And providing plant.

When you have to provide plant and machinery you must have manpower to operate it. In my personal view our co-operative societies have been a bit negligent from that point of view down through the years.

A number of Senators spoke about the Dairy Disposal Company and the necessity to hand it back to the farmer. This is strictly a matter for the Minister for Agriculture and Fisheries. I know he has repeatedly stressed that the Dairy Disposal Company properties are and would be available for transfer to co-operative ownership at an adequate price in the context of rationalisation. There is no question of the Dairy Disposal Company acting as a deterrent to rationalisation. My colleague, the Minister for Agriculture and Fisheries, is most anxious that it should be in the forefront of such a development.

I was more than surprised to find Senator Quinlan suggesting that the big farmer with 100, 60 or 50 cows should have more votes as a member of a co-operative society.
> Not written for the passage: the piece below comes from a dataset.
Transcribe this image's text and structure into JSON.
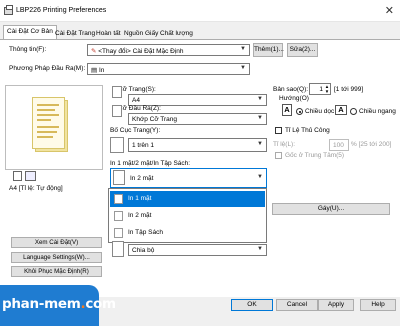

It was 20 cows as opposed to the one cow.

There you draw the line. The Senator mentioned that the unfortunate one-cow man——

I am drawing attention to the injustice of a part-time farmer with two or three cows on the side having the same vote as a man who is making his wholetime livelihood out of farming.

The Senator lives in Cork city. We have farmers in my part of the country with two or three cows and they are full-time farmers.

Wait until Mansholt gets a hold of him.

There are quite a number of very big farmers who have taken advantage of the beef incentive scheme but who do not send any milk to the creameries. A farmer sending the milk of three cows to the creamery is not necessarily a part-time farmer.

Surely he has not the same stake in it as a man who is a wholetime dairy farmer with 20 cows.

Is not the basic principle of co-operatives one man one vote?

(Interruptions)

I have not taken any power in this Bill to give the impression that the contribution of the small farmer is not considered to be as good a contribution nationally as that of the big farmer.

The contribution of the wholetime farmer is what we are concerned with.

I have endeavoured to cover all the points which have been raised as comprehensively as possible. In general, all the contributions made were very constructive. In relation to legislation dealing with industrial and provident societies as a whole, there is further active examination of this legislation within my Department under a number of different headings. I can take cognisance of what has been contributed in this debate when this is being examined in my Department.

Could I raise one query arising out of what the Minister has said?

An Leas-Chathaoirleach

It is only proper to ask if the matter could not be dealt with on Committee Stage. The House is slipping into the habit of having a short Committee debate at the end of Second Stage.

One question could elicit an answer. The Minister made a statement. He was referring to the policy that is enshrined in this Bill.

An Leas-Chathaoirleach

I do not hear the question mark.

The policy enshrined in the Bill refers to amalgamation. The Minister said the Government would hand over the Dairy Disposal Company at an adequate price. That seems rather strange because when co-operative societies are amalgamated no money passes. Does the Minister take it as Government policy that money must pass in handing over the Dairy Disposal Company creameries and that this money will pass out of the district?

When co-operatives are amalgamated——

No money passes.

——the benefit of the full co-operative passes. All of the assets of the members in that society pass into a collective society. What the Senator is suggesting in this regard is that a State asset be handed over free gratis to some co-operative society?

The State asset has been accumulated over a long period. The co-operative societies' assets have been accumulated. They have both accumulated in the same way. The State is very wrong in following that policy. It is the policy they have followed in Coachford and elsewhere.

Question put and agreed to.
Agreed to take remaining Stages today.
Bill put through Committee, reported without amendment, received for Final Consideration and passed.
The Seanad adjourned at 9.15 p.m. until 10.30 a.m. on Thursday, 2nd December, 1971.